*** INPUT RECORDS ***

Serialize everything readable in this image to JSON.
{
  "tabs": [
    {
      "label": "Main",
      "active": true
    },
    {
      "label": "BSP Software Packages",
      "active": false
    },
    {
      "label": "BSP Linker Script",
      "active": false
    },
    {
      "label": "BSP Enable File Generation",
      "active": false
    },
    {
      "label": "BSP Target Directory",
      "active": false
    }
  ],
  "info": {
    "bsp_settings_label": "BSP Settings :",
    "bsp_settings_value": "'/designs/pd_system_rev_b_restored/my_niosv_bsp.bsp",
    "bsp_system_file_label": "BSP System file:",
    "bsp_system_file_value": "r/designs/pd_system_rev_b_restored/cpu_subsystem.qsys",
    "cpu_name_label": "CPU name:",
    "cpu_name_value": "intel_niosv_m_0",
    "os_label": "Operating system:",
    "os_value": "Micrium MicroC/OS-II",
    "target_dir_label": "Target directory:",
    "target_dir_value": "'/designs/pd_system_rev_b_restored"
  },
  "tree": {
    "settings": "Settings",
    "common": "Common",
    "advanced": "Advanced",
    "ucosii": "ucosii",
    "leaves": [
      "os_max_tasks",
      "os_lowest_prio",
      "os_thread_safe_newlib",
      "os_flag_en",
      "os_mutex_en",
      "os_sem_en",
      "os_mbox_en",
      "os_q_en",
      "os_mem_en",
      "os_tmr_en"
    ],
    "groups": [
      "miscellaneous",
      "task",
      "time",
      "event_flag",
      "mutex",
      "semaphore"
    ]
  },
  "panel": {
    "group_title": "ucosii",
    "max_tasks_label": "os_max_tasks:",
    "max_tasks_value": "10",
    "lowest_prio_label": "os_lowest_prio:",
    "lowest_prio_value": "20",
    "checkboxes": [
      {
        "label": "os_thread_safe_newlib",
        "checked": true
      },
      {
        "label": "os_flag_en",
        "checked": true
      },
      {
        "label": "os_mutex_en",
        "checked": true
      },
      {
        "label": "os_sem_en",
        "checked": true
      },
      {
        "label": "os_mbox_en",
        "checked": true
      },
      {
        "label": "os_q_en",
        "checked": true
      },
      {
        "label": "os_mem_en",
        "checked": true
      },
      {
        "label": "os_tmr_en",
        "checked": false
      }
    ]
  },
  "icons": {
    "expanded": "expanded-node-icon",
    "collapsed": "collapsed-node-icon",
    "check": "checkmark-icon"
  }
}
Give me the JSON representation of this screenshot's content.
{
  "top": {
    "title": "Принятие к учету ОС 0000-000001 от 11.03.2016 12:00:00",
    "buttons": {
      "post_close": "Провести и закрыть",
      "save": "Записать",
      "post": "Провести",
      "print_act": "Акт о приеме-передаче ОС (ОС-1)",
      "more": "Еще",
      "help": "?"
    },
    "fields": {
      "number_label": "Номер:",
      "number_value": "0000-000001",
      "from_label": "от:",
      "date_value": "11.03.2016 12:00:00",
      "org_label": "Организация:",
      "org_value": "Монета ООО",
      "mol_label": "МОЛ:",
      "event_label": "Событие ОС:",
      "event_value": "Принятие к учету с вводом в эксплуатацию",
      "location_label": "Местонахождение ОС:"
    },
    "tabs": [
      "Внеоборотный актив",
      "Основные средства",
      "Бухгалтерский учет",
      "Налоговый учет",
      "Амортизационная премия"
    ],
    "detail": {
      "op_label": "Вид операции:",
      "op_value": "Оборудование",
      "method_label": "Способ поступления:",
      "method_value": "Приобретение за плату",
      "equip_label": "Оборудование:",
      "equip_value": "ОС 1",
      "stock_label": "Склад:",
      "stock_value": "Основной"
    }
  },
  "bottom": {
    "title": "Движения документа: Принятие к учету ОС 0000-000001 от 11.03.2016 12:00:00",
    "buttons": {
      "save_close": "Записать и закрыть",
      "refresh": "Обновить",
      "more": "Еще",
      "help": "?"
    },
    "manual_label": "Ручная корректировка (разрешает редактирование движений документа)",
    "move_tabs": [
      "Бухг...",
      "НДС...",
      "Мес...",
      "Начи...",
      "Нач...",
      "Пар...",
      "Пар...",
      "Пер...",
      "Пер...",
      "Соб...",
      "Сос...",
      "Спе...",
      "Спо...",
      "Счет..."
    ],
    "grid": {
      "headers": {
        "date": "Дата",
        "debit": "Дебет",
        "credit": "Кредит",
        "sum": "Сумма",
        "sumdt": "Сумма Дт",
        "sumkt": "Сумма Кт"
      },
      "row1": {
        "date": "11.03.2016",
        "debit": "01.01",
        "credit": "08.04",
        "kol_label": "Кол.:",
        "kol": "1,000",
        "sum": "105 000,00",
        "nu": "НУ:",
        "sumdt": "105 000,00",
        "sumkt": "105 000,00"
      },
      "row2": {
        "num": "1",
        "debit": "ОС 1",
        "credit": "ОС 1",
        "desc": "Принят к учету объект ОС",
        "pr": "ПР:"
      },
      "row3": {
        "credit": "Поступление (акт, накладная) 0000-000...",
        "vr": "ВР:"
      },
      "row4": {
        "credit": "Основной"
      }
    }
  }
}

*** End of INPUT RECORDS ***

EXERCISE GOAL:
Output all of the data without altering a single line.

TASK RESPONSE:
Serialize everything readable in this image to JSON.
{
  "tabs": [
    {
      "label": "Main",
      "active": true
    },
    {
      "label": "BSP Software Packages",
      "active": false
    },
    {
      "label": "BSP Linker Script",
      "active": false
    },
    {
      "label": "BSP Enable File Generation",
      "active": false
    },
    {
      "label": "BSP Target Directory",
      "active": false
    }
  ],
  "info": {
    "bsp_settings_label": "BSP Settings :",
    "bsp_settings_value": "'/designs/pd_system_rev_b_restored/my_niosv_bsp.bsp",
    "bsp_system_file_label": "BSP System file:",
    "bsp_system_file_value": "r/designs/pd_system_rev_b_restored/cpu_subsystem.qsys",
    "cpu_name_label": "CPU name:",
    "cpu_name_value": "intel_niosv_m_0",
    "os_label": "Operating system:",
    "os_value": "Micrium MicroC/OS-II",
    "target_dir_label": "Target directory:",
    "target_dir_value": "'/designs/pd_system_rev_b_restored"
  },
  "tree": {
    "settings": "Settings",
    "common": "Common",
    "advanced": "Advanced",
    "ucosii": "ucosii",
    "leaves": [
      "os_max_tasks",
      "os_lowest_prio",
      "os_thread_safe_newlib",
      "os_flag_en",
      "os_mutex_en",
      "os_sem_en",
      "os_mbox_en",
      "os_q_en",
      "os_mem_en",
      "os_tmr_en"
    ],
    "groups": [
      "miscellaneous",
      "task",
      "time",
      "event_flag",
      "mutex",
      "semaphore"
    ]
  },
  "panel": {
    "group_title": "ucosii",
    "max_tasks_label": "os_max_tasks:",
    "max_tasks_value": "10",
    "lowest_prio_label": "os_lowest_prio:",
    "lowest_prio_value": "20",
    "checkboxes": [
      {
        "label": "os_thread_safe_newlib",
        "checked": true
      },
      {
        "label": "os_flag_en",
        "checked": true
      },
      {
        "label": "os_mutex_en",
        "checked": true
      },
      {
        "label": "os_sem_en",
        "checked": true
      },
      {
        "label": "os_mbox_en",
        "checked": true
      },
      {
        "label": "os_q_en",
        "checked": true
      },
      {
        "label": "os_mem_en",
        "checked": true
      },
      {
        "label": "os_tmr_en",
        "checked": false
      }
    ]
  },
  "icons": {
    "expanded": "expanded-node-icon",
    "collapsed": "collapsed-node-icon",
    "check": "checkmark-icon"
  }
}
Give me the JSON representation of this screenshot's content.
{
  "top": {
    "title": "Принятие к учету ОС 0000-000001 от 11.03.2016 12:00:00",
    "buttons": {
      "post_close": "Провести и закрыть",
      "save": "Записать",
      "post": "Провести",
      "print_act": "Акт о приеме-передаче ОС (ОС-1)",
      "more": "Еще",
      "help": "?"
    },
    "fields": {
      "number_label": "Номер:",
      "number_value": "0000-000001",
      "from_label": "от:",
      "date_value": "11.03.2016 12:00:00",
      "org_label": "Организация:",
      "org_value": "Монета ООО",
      "mol_label": "МОЛ:",
      "event_label": "Событие ОС:",
      "event_value": "Принятие к учету с вводом в эксплуатацию",
      "location_label": "Местонахождение ОС:"
    },
    "tabs": [
      "Внеоборотный актив",
      "Основные средства",
      "Бухгалтерский учет",
      "Налоговый учет",
      "Амортизационная премия"
    ],
    "detail": {
      "op_label": "Вид операции:",
      "op_value": "Оборудование",
      "method_label": "Способ поступления:",
      "method_value": "Приобретение за плату",
      "equip_label": "Оборудование:",
      "equip_value": "ОС 1",
      "stock_label": "Склад:",
      "stock_value": "Основной"
    }
  },
  "bottom": {
    "title": "Движения документа: Принятие к учету ОС 0000-000001 от 11.03.2016 12:00:00",
    "buttons": {
      "save_close": "Записать и закрыть",
      "refresh": "Обновить",
      "more": "Еще",
      "help": "?"
    },
    "manual_label": "Ручная корректировка (разрешает редактирование движений документа)",
    "move_tabs": [
      "Бухг...",
      "НДС...",
      "Мес...",
      "Начи...",
      "Нач...",
      "Пар...",
      "Пар...",
      "Пер...",
      "Пер...",
      "Соб...",
      "Сос...",
      "Спе...",
      "Спо...",
      "Счет..."
    ],
    "grid": {
      "headers": {
        "date": "Дата",
        "debit": "Дебет",
        "credit": "Кредит",
        "sum": "Сумма",
        "sumdt": "Сумма Дт",
        "sumkt": "Сумма Кт"
      },
      "row1": {
        "date": "11.03.2016",
        "debit": "01.01",
        "credit": "08.04",
        "kol_label": "Кол.:",
        "kol": "1,000",
        "sum": "105 000,00",
        "nu": "НУ:",
        "sumdt": "105 000,00",
        "sumkt": "105 000,00"
      },
      "row2": {
        "num": "1",
        "debit": "ОС 1",
        "credit": "ОС 1",
        "desc": "Принят к учету объект ОС",
        "pr": "ПР:"
      },
      "row3": {
        "credit": "Поступление (акт, накладная) 0000-000...",
        "vr": "ВР:"
      },
      "row4": {
        "credit": "Основной"
      }
    }
  }
}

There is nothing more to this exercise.